PROBLEM TO WORK ON: Work through the records that follow and return each line containing the word "label".

START EXERCISE MATERIAL

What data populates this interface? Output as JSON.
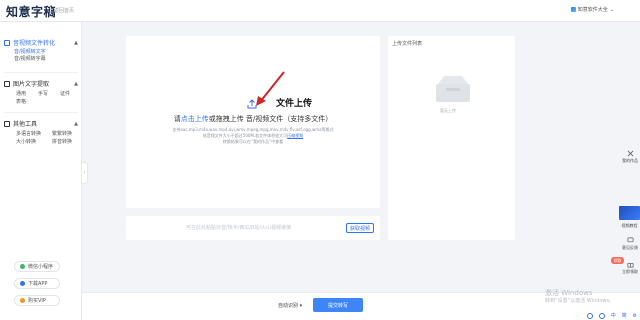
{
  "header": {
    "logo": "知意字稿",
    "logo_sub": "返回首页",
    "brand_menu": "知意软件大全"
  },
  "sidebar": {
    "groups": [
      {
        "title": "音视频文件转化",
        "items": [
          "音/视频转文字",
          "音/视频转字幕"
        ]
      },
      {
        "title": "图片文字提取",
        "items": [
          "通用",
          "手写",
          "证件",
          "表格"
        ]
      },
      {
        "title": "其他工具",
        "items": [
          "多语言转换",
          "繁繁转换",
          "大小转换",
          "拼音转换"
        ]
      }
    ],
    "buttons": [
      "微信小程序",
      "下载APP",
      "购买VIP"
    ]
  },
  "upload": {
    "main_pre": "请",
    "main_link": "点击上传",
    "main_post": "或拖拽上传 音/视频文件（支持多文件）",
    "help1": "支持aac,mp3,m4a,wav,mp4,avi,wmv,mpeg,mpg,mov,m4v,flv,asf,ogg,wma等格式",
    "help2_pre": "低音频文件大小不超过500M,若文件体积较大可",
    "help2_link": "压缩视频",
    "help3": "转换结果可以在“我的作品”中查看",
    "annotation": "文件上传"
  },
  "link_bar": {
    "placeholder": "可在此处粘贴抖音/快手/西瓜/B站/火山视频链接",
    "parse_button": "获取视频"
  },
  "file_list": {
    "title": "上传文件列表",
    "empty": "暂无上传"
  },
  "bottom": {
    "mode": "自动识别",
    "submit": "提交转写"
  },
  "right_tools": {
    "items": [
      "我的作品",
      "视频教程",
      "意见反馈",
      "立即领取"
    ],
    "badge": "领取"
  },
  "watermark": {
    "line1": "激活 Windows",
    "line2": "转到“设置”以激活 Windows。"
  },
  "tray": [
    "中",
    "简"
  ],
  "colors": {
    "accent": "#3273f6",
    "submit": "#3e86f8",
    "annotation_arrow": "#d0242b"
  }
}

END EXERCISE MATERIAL
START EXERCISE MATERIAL

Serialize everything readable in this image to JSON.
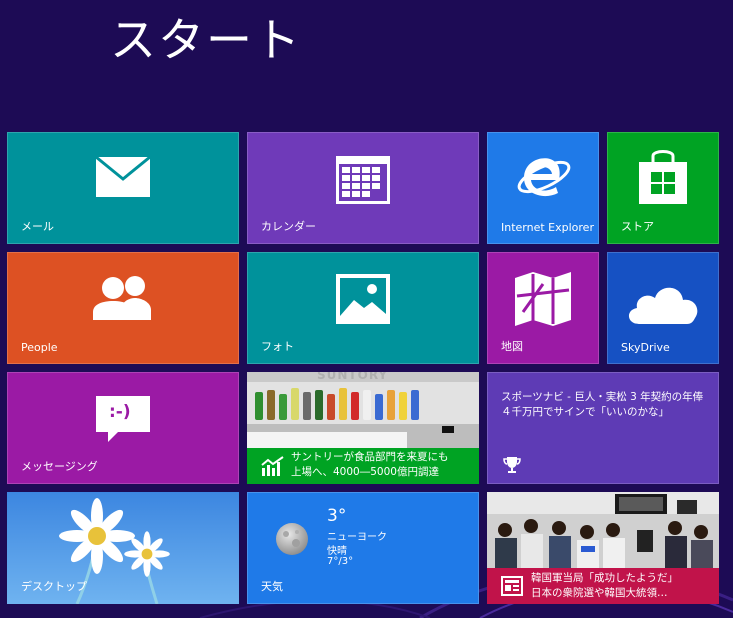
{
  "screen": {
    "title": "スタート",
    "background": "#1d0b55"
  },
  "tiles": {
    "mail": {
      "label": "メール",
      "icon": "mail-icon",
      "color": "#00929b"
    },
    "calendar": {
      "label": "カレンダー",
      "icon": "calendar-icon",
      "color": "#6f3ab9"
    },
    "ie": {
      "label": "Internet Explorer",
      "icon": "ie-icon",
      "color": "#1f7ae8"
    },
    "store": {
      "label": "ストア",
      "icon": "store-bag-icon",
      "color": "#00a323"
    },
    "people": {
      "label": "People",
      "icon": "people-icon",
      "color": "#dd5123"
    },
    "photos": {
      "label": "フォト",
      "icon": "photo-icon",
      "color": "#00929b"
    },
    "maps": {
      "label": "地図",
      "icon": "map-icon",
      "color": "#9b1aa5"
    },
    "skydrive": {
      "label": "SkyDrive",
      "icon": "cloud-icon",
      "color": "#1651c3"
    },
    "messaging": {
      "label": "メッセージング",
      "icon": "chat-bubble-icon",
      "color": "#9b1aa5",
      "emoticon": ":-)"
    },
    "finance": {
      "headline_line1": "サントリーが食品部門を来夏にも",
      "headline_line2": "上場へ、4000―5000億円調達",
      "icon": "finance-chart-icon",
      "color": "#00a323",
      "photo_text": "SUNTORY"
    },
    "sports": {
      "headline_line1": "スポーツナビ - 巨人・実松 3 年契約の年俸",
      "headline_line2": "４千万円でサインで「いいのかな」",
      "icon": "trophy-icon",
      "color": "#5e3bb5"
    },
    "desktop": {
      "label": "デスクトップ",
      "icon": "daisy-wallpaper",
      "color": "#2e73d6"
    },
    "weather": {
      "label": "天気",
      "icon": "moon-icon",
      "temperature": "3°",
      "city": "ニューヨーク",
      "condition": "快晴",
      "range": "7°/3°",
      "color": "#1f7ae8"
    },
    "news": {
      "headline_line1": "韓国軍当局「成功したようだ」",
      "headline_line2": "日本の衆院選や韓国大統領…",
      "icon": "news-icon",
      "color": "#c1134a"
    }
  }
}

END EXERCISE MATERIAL

RESPONSE TO THIS TASK:
      "label": "メール",
      "label": "カレンダー",
      "label": "Internet Explorer",
      "label": "ストア",
      "label": "People",
      "label": "フォト",
      "label": "地図",
      "label": "SkyDrive",
      "label": "メッセージング",
      "label": "デスクトップ",
      "label": "天気",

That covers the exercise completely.